He was discharged from the army in May of the following year. Three years after returning home to Wisconsin, at the age of 26, he married a German immigrant, 7 years his junior, named Marie Antoinette Wagner. They ultimately had 6 children. He worked for a while as a cigar maker before becoming a saloon keeper in Mosel, WI. He and Antonette eventually purchased 40 acres of land in the southeast corner of the township and operated a roadside hostelry and tavern on the main road between Sheboygan and Manitowoc. He died just 5 months after the birth of their last child, Walter, at the relatively young age of only 43. His death certificate lists the cause of death as a skin disease, erysipelas, also known as St. Anthony’s fire. Although easily treatable with today’s antibiotics, left unchecked this disease can lead to sepsis, which is probably what occurred with George.

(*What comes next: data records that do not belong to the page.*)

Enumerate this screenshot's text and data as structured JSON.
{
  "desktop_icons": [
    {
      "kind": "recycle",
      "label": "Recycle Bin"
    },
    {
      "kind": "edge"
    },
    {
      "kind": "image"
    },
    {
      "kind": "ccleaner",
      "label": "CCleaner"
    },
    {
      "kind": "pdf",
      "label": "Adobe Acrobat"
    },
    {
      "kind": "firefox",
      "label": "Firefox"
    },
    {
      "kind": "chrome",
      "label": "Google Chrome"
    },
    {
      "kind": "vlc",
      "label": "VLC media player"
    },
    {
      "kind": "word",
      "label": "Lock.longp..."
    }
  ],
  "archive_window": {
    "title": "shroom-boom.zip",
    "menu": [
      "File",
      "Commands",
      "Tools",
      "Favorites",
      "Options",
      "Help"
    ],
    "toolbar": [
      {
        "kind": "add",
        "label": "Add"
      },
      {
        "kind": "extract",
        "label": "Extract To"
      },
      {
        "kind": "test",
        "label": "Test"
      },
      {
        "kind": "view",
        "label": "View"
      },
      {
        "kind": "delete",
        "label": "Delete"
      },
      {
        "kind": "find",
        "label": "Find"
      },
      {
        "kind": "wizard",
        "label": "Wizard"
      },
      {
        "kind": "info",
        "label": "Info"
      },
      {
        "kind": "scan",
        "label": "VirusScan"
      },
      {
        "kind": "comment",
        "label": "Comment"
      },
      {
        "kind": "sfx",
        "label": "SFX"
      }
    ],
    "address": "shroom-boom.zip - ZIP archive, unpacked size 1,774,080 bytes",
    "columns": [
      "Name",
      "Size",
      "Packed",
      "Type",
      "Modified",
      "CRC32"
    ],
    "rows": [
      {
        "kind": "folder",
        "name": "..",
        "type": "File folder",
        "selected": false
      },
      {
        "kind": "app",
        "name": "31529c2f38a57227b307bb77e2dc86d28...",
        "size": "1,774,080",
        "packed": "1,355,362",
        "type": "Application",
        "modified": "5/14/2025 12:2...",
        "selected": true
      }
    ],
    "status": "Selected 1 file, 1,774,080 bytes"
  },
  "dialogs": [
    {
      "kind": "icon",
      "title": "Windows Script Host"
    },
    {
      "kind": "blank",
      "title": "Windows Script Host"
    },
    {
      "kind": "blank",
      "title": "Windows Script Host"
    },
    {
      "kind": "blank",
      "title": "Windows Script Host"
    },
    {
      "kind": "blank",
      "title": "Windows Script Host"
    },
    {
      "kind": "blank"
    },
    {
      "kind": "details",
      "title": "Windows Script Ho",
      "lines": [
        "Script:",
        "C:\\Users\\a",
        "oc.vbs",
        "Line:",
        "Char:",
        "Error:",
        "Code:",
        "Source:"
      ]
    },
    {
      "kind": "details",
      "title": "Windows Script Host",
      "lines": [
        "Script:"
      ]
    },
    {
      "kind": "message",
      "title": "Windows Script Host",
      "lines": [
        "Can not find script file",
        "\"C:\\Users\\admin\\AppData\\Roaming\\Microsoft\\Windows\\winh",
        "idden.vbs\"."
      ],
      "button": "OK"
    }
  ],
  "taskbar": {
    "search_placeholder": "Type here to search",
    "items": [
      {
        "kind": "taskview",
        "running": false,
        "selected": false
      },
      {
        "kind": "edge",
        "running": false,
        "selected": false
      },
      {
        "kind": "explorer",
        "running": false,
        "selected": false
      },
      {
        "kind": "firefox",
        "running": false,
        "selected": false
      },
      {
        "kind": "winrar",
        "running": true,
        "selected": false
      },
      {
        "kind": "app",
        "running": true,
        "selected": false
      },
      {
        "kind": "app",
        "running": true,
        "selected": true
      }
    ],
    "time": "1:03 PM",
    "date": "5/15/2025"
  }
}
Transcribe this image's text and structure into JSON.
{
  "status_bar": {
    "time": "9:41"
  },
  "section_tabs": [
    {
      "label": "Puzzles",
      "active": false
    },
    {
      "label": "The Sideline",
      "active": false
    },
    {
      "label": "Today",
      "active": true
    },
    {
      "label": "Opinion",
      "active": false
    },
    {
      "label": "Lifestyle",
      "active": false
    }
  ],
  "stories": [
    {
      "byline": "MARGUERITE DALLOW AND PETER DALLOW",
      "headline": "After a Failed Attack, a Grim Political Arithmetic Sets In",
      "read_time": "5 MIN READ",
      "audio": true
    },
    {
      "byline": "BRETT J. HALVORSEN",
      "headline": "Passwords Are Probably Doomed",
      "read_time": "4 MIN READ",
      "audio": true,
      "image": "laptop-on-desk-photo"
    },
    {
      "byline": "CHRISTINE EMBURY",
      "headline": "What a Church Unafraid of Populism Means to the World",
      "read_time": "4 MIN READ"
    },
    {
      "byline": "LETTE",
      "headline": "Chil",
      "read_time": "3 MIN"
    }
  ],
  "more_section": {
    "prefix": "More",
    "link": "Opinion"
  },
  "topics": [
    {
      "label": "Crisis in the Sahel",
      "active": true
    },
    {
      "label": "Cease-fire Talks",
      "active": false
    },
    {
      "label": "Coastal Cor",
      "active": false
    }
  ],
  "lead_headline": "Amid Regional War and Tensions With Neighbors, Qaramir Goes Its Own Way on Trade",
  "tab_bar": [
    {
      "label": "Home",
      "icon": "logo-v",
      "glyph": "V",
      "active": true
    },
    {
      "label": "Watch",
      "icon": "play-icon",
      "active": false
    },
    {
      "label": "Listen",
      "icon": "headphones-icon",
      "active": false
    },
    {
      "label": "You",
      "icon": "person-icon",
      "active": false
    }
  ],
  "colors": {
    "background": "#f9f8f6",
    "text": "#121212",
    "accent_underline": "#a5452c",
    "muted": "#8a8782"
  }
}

All in all, he lived an extremely hard life. He suffered through losing his mother before he was even 2 years old, immigrating to a foreign land as a young child, losing a leg in the Civil War and ultimately dying at age 43. Thinking about the sacrifices people like him had to make often makes me much more appreciative of the life I live today.